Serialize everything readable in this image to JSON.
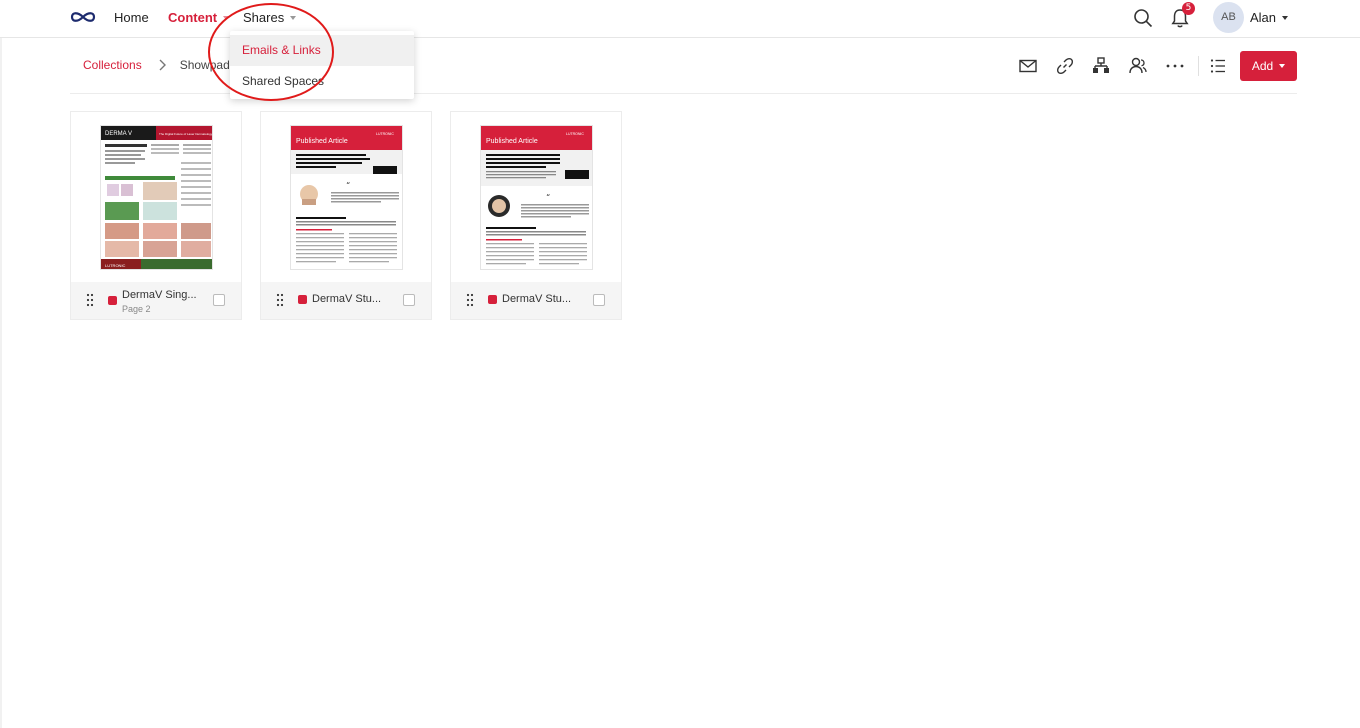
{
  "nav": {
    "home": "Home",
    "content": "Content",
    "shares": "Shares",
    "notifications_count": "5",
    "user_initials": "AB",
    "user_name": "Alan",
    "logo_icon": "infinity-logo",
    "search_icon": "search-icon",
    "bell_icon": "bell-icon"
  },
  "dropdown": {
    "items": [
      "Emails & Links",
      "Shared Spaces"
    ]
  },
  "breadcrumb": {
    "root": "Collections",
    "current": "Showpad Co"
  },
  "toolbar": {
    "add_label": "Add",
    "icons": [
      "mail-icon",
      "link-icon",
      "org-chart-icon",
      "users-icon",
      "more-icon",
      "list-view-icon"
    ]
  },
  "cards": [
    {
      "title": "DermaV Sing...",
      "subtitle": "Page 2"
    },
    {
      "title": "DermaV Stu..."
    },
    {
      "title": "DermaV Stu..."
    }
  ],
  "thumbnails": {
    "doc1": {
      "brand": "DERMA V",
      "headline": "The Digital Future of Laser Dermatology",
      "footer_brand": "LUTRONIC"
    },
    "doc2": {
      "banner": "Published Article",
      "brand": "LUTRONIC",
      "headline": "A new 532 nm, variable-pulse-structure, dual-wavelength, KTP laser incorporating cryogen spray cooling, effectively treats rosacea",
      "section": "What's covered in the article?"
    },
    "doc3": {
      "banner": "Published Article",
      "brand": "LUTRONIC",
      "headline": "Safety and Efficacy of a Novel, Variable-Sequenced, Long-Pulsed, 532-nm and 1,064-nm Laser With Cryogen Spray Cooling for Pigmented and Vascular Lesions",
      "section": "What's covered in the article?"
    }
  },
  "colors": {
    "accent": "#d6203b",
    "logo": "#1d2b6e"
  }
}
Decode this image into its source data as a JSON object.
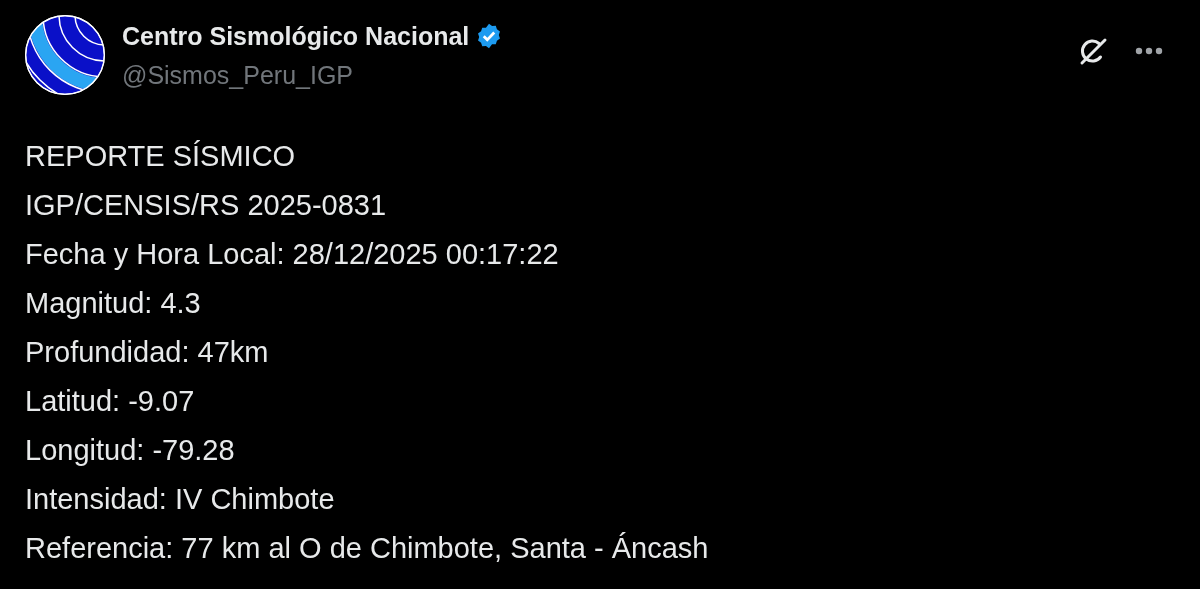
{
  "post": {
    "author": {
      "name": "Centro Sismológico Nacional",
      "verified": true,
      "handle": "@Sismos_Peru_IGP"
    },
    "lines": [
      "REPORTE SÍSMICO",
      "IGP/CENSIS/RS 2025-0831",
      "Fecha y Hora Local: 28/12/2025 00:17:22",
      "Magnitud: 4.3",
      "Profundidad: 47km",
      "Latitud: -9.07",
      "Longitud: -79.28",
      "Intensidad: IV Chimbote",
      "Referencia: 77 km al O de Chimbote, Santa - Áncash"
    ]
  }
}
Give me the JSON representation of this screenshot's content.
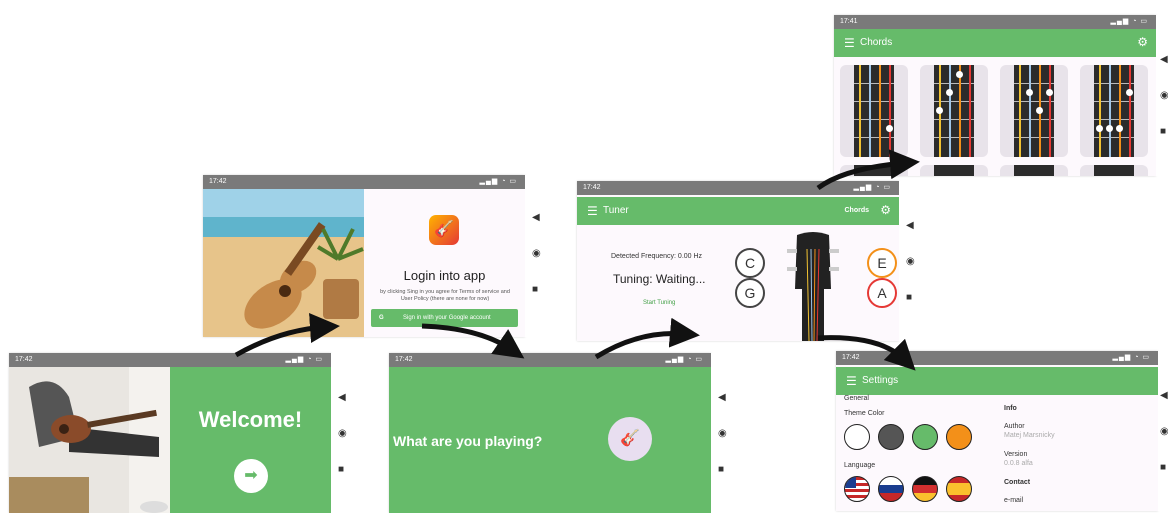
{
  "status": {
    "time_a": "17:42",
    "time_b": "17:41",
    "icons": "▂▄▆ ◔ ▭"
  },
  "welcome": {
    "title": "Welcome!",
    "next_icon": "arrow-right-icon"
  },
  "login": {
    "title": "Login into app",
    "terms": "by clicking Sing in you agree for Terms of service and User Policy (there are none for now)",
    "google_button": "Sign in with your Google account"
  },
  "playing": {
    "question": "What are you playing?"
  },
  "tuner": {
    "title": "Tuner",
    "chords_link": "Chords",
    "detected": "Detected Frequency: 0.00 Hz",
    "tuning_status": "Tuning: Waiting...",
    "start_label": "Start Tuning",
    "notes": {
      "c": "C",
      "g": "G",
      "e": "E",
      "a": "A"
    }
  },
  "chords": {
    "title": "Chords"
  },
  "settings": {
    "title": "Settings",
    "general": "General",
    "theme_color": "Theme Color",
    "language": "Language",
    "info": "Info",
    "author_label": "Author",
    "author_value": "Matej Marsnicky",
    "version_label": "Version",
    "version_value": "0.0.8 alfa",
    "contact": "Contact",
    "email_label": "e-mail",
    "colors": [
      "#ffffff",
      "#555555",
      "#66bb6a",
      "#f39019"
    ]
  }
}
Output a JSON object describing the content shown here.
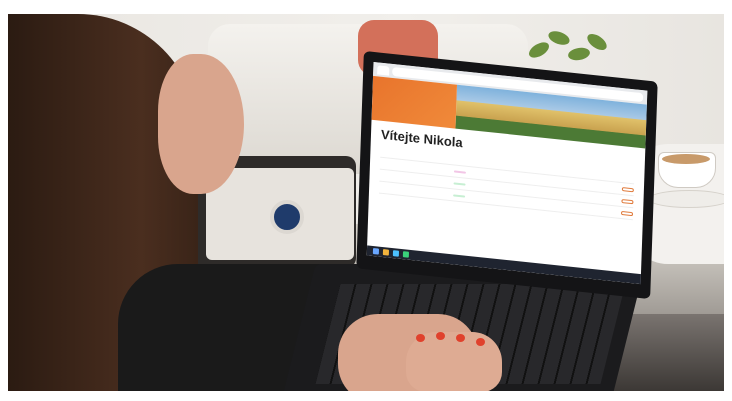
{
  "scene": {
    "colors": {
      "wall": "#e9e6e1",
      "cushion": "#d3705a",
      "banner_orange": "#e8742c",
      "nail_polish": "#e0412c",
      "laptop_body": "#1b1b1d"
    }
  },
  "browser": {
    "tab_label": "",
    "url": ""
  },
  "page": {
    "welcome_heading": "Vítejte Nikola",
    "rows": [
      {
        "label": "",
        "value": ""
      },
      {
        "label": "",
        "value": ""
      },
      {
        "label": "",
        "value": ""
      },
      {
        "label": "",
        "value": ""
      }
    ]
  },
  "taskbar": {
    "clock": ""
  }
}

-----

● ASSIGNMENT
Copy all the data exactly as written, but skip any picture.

● REPLY TO THE TASK
Serialize everything readable in this image to JSON.
{
  "nav": {
    "home": "Home",
    "content": "Content",
    "shares": "Shares",
    "notifications_count": "5",
    "user_initials": "AB",
    "user_name": "Alan",
    "logo_icon": "infinity-logo",
    "search_icon": "search-icon",
    "bell_icon": "bell-icon"
  },
  "dropdown": {
    "items": [
      "Emails & Links",
      "Shared Spaces"
    ]
  },
  "breadcrumb": {
    "root": "Collections",
    "current": "Showpad Co"
  },
  "toolbar": {
    "add_label": "Add",
    "icons": [
      "mail-icon",
      "link-icon",
      "org-chart-icon",
      "users-icon",
      "more-icon",
      "list-view-icon"
    ]
  },
  "cards": [
    {
      "title": "DermaV Sing...",
      "subtitle": "Page 2"
    },
    {
      "title": "DermaV Stu..."
    },
    {
      "title": "DermaV Stu..."
    }
  ],
  "thumbnails": {
    "doc1": {
      "brand": "DERMA V",
      "headline": "The Digital Future of Laser Dermatology",
      "footer_brand": "LUTRONIC"
    },
    "doc2": {
      "banner": "Published Article",
      "brand": "LUTRONIC",
      "headline": "A new 532 nm, variable-pulse-structure, dual-wavelength, KTP laser incorporating cryogen spray cooling, effectively treats rosacea",
      "section": "What's covered in the article?"
    },
    "doc3": {
      "banner": "Published Article",
      "brand": "LUTRONIC",
      "headline": "Safety and Efficacy of a Novel, Variable-Sequenced, Long-Pulsed, 532-nm and 1,064-nm Laser With Cryogen Spray Cooling for Pigmented and Vascular Lesions",
      "section": "What's covered in the article?"
    }
  },
  "colors": {
    "accent": "#d6203b",
    "logo": "#1d2b6e"
  }
}
Decode this image into its source data as a JSON object.
{
  "post": {
    "author": {
      "name": "Centro Sismológico Nacional",
      "verified": true,
      "handle": "@Sismos_Peru_IGP"
    },
    "lines": [
      "REPORTE SÍSMICO",
      "IGP/CENSIS/RS 2025-0831",
      "Fecha y Hora Local: 28/12/2025 00:17:22",
      "Magnitud: 4.3",
      "Profundidad: 47km",
      "Latitud: -9.07",
      "Longitud: -79.28",
      "Intensidad: IV Chimbote",
      "Referencia: 77 km al O de Chimbote, Santa - Áncash"
    ]
  }
}
Give me the JSON representation of this screenshot's content.
{
  "status": {
    "time_a": "17:42",
    "time_b": "17:41",
    "icons": "▂▄▆ ◔ ▭"
  },
  "welcome": {
    "title": "Welcome!",
    "next_icon": "arrow-right-icon"
  },
  "login": {
    "title": "Login into app",
    "terms": "by clicking Sing in you agree for Terms of service and User Policy (there are none for now)",
    "google_button": "Sign in with your Google account"
  },
  "playing": {
    "question": "What are you playing?"
  },
  "tuner": {
    "title": "Tuner",
    "chords_link": "Chords",
    "detected": "Detected Frequency: 0.00 Hz",
    "tuning_status": "Tuning: Waiting...",
    "start_label": "Start Tuning",
    "notes": {
      "c": "C",
      "g": "G",
      "e": "E",
      "a": "A"
    }
  },
  "chords": {
    "title": "Chords"
  },
  "settings": {
    "title": "Settings",
    "general": "General",
    "theme_color": "Theme Color",
    "language": "Language",
    "info": "Info",
    "author_label": "Author",
    "author_value": "Matej Marsnicky",
    "version_label": "Version",
    "version_value": "0.0.8 alfa",
    "contact": "Contact",
    "email_label": "e-mail",
    "colors": [
      "#ffffff",
      "#555555",
      "#66bb6a",
      "#f39019"
    ]
  }
}
Output a JSON object describing the content shown here.
{
  "scene": {
    "colors": {
      "wall": "#e9e6e1",
      "cushion": "#d3705a",
      "banner_orange": "#e8742c",
      "nail_polish": "#e0412c",
      "laptop_body": "#1b1b1d"
    }
  },
  "browser": {
    "tab_label": "",
    "url": ""
  },
  "page": {
    "welcome_heading": "Vítejte Nikola",
    "rows": [
      {
        "label": "",
        "value": ""
      },
      {
        "label": "",
        "value": ""
      },
      {
        "label": "",
        "value": ""
      },
      {
        "label": "",
        "value": ""
      }
    ]
  },
  "taskbar": {
    "clock": ""
  }
}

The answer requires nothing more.